Finally, if the existence of laws of nature presupposes the existence of a physical reality that is described by those laws, that obviously raises the question of why that physical reality exists. Now, one could at this point bring God back into the picture. One could argue that, even if laws of nature are not divine commands but instead just descriptions of the way physical things will behave given their nature or essence, still, the fact that these physical things exist at all requires a divine cause. But one could argue instead that a divine cause is not necessary. That is not a debate I am going to get into here. Suffice it to say that on the Aristotelian view, what directly grounds the laws of nature are the essences of physical things, so that for the purposes of analyzing the character of physical law, one can bracket off the question of whether physical things themselves have a divine cause. In that sense, the Aristotelian view of laws of nature is neutral between theism and atheism.
 Stephen Hawking and Leonard Mlodinow, The Grand Design (New York: Bantam Books, 2010), p. 17.
 Ibid., p. 27. Emphasis added.
 Ibid., p. 28.
 Ibid., p. 17.
 Richard Feynman, The Character of Physical Law (New York: The Modern Library, 1994).
 Cf. Edward Feser, The Last Superstition: A Refutation of the New Atheism (South Bend, IN: St. Augustine’s Press, 2008) and Five Proofs of the Existence of God (San Francisco: Ignatius Press, 2017).
 Paul Davies, “Universe from bit,” in Paul Davies and Niels Henrik Gregersen, eds., Information and the Nature of Reality: From Physics to Metaphysics (Cambridge: Cambridge University Press, 2010), pp. 70-71. Cf. Bas C. Van Fraassen, Laws and Symmetry (Oxford: Clarendon Press, 1989), pp. 1-14.
 Nancy Cartwright, “No God; No Laws,” in S. Moriggi and E. Sindoni, eds., Dio, la Natura e la Legge: God and the Laws of Nature (Milan: Angelicum-Mondo X, 2005).
 Feynman, The Character of Physical Law, p. 3.
 See chapter 1 of Alexander Bird, Philosophy of Science (London: UCL Press, 1998) for a useful overview of the main objections.
 David Lewis, Counterfactuals (Oxford: Blackwell, 1973), pp. 72-77.

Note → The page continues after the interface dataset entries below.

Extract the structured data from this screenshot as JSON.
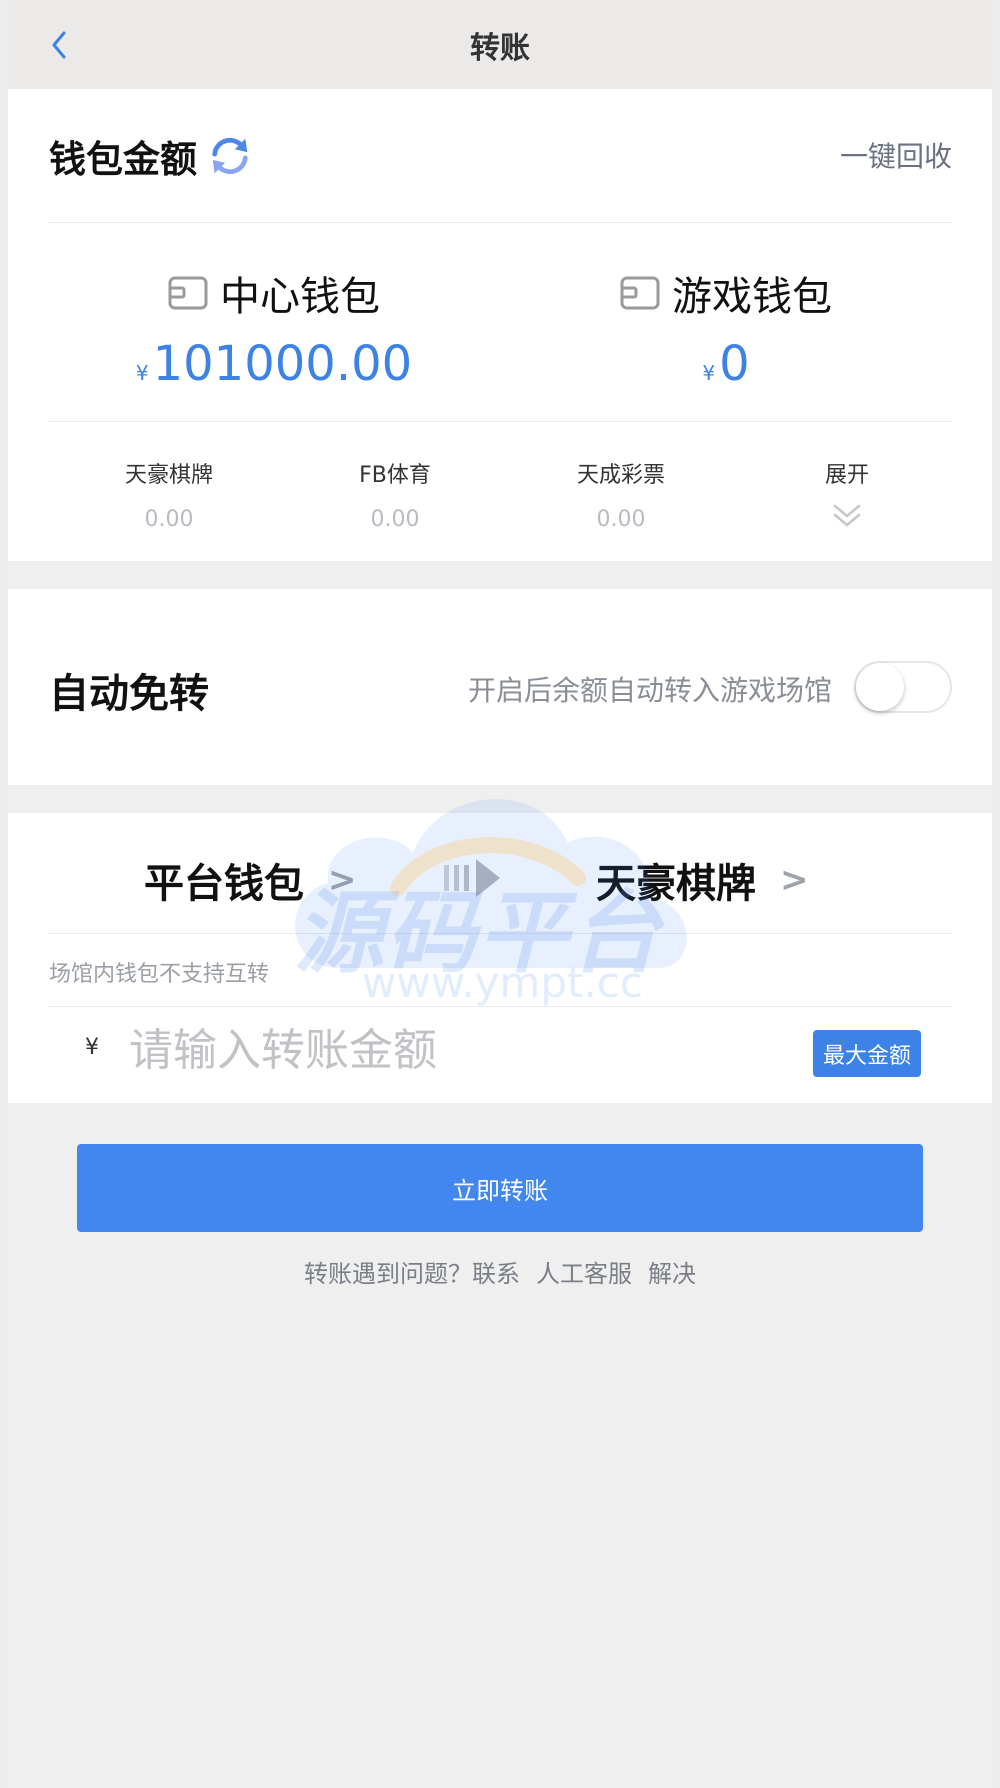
{
  "header": {
    "title": "转账"
  },
  "wallet": {
    "title": "钱包金额",
    "recycle_label": "一键回收",
    "center": {
      "name": "中心钱包",
      "currency": "¥",
      "amount": "101000.00"
    },
    "game": {
      "name": "游戏钱包",
      "currency": "¥",
      "amount": "0"
    },
    "venues": [
      {
        "name": "天豪棋牌",
        "balance": "0.00"
      },
      {
        "name": "FB体育",
        "balance": "0.00"
      },
      {
        "name": "天成彩票",
        "balance": "0.00"
      }
    ],
    "expand_label": "展开"
  },
  "auto_transfer": {
    "title": "自动免转",
    "hint": "开启后余额自动转入游戏场馆",
    "enabled": false
  },
  "transfer": {
    "from": "平台钱包",
    "to": "天豪棋牌",
    "arrow": ">",
    "note": "场馆内钱包不支持互转",
    "currency": "¥",
    "placeholder": "请输入转账金额",
    "max_label": "最大金额"
  },
  "submit_label": "立即转账",
  "help": {
    "prefix": "转账遇到问题？联系",
    "link": "人工客服",
    "suffix": "解决"
  },
  "watermark": {
    "text": "源码平台",
    "url": "www.ympt.cc"
  },
  "colors": {
    "accent": "#3d82e6",
    "button": "#4287ed",
    "background": "#efeff0"
  }
}
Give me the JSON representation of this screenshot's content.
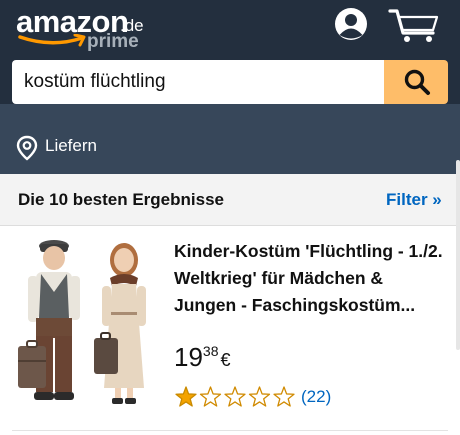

 Sean M. Carroll, “Why Is There Something, Rather Than Nothing?” in E. Knox and A. Wilson, eds., The Routledge Companion to the Philosophy of Physics (London: Routledge, forthcoming).
 Alexander R. Pruss, “The Leibnizian Cosmological Argument,” in William Lane Craig and J. P. Moreland, eds., The Blackwell Companion to Natural Theology (Oxford: Wiley-Blackwell, 2009), p. 28; and Robert C. Koons, Realism Regained: An Exact Theory of Causation, Teleology, and the Mind (Oxford: Oxford University Press, 2000), p. 110.
 J. L. Mackie, The Miracle of Theism (Oxford: Clarendon Press, 1982), pp. 84-87; and Bertrand Russell and F. C. Copleston, “A Debate on the Existence of God,” in John Hick, ed., The Existence of God (New York: Macmillan, 1964), pp. 168-78.
 Lee Smolin, Time Reborn (New York: Houghton Mifflin Harcourt, 2013), pp. xxvii and 6.
 Ibid., pp. xxvii-xxviii, 115, 154, 240-41.
 Ibid., pp. xxv-xxvi.
 Ibid., p. 123.
 Ibid., pp. 243-44.
 Ibid., p. 244.
 D. M. Armstrong, What is a Law of Nature? (Cambridge: Cambridge University Press, 1983).
 Cf. Edward Feser, Scholastic Metaphysics: A Contemporary Introduction (Heusenstamm: Editiones Scholasticae), pp. 43-46.
 Cf. Cartwright’s How the Laws of Physics Lie (Oxford: Clarendon Press, 1983) and The Dappled World: A Study of the Boundaries of Science (Cambridge: Cambridge University Press, 1999).